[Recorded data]
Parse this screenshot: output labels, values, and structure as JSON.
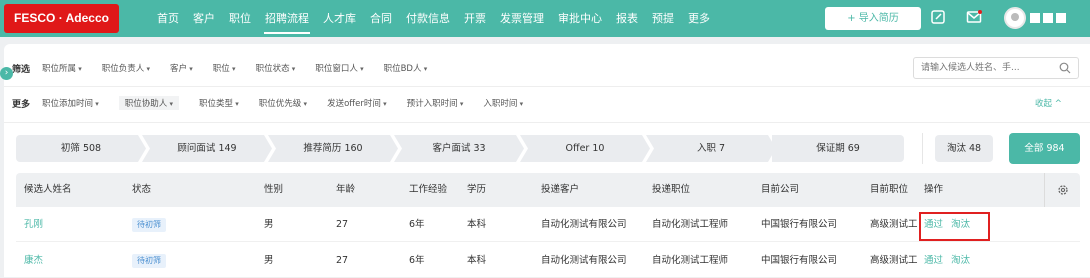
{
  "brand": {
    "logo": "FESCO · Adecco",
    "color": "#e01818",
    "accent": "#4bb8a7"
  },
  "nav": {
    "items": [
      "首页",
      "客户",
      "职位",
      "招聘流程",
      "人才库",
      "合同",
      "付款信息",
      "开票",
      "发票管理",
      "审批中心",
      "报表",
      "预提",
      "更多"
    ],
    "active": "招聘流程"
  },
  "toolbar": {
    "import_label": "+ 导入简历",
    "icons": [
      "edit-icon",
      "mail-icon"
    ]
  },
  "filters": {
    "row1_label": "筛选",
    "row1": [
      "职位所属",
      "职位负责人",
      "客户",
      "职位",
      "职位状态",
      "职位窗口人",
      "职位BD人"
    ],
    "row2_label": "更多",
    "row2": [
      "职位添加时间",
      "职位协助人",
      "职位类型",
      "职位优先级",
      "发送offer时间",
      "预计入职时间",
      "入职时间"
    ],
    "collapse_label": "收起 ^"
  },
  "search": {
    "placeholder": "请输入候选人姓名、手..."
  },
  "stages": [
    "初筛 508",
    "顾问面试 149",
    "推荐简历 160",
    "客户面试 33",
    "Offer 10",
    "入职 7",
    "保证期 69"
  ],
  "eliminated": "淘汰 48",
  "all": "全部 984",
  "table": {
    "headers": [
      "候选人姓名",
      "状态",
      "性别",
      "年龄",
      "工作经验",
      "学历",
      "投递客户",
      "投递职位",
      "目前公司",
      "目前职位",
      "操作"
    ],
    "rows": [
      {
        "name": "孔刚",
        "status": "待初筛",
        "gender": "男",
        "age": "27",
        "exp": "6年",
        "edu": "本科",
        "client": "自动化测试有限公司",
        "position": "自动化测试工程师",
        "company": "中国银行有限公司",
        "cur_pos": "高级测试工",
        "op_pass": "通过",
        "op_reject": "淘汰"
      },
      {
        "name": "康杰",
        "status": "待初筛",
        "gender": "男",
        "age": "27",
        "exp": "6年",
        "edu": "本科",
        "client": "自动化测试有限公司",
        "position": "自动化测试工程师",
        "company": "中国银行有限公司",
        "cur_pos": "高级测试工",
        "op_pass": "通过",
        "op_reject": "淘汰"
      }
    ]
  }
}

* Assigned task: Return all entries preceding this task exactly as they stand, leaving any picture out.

* Exercise result:
Parse this screenshot: output labels, values, and structure as JSON.
{
  "brand": {
    "logo": "FESCO · Adecco",
    "color": "#e01818",
    "accent": "#4bb8a7"
  },
  "nav": {
    "items": [
      "首页",
      "客户",
      "职位",
      "招聘流程",
      "人才库",
      "合同",
      "付款信息",
      "开票",
      "发票管理",
      "审批中心",
      "报表",
      "预提",
      "更多"
    ],
    "active": "招聘流程"
  },
  "toolbar": {
    "import_label": "+ 导入简历",
    "icons": [
      "edit-icon",
      "mail-icon"
    ]
  },
  "filters": {
    "row1_label": "筛选",
    "row1": [
      "职位所属",
      "职位负责人",
      "客户",
      "职位",
      "职位状态",
      "职位窗口人",
      "职位BD人"
    ],
    "row2_label": "更多",
    "row2": [
      "职位添加时间",
      "职位协助人",
      "职位类型",
      "职位优先级",
      "发送offer时间",
      "预计入职时间",
      "入职时间"
    ],
    "collapse_label": "收起 ^"
  },
  "search": {
    "placeholder": "请输入候选人姓名、手..."
  },
  "stages": [
    "初筛 508",
    "顾问面试 149",
    "推荐简历 160",
    "客户面试 33",
    "Offer 10",
    "入职 7",
    "保证期 69"
  ],
  "eliminated": "淘汰 48",
  "all": "全部 984",
  "table": {
    "headers": [
      "候选人姓名",
      "状态",
      "性别",
      "年龄",
      "工作经验",
      "学历",
      "投递客户",
      "投递职位",
      "目前公司",
      "目前职位",
      "操作"
    ],
    "rows": [
      {
        "name": "孔刚",
        "status": "待初筛",
        "gender": "男",
        "age": "27",
        "exp": "6年",
        "edu": "本科",
        "client": "自动化测试有限公司",
        "position": "自动化测试工程师",
        "company": "中国银行有限公司",
        "cur_pos": "高级测试工",
        "op_pass": "通过",
        "op_reject": "淘汰"
      },
      {
        "name": "康杰",
        "status": "待初筛",
        "gender": "男",
        "age": "27",
        "exp": "6年",
        "edu": "本科",
        "client": "自动化测试有限公司",
        "position": "自动化测试工程师",
        "company": "中国银行有限公司",
        "cur_pos": "高级测试工",
        "op_pass": "通过",
        "op_reject": "淘汰"
      }
    ]
  }
}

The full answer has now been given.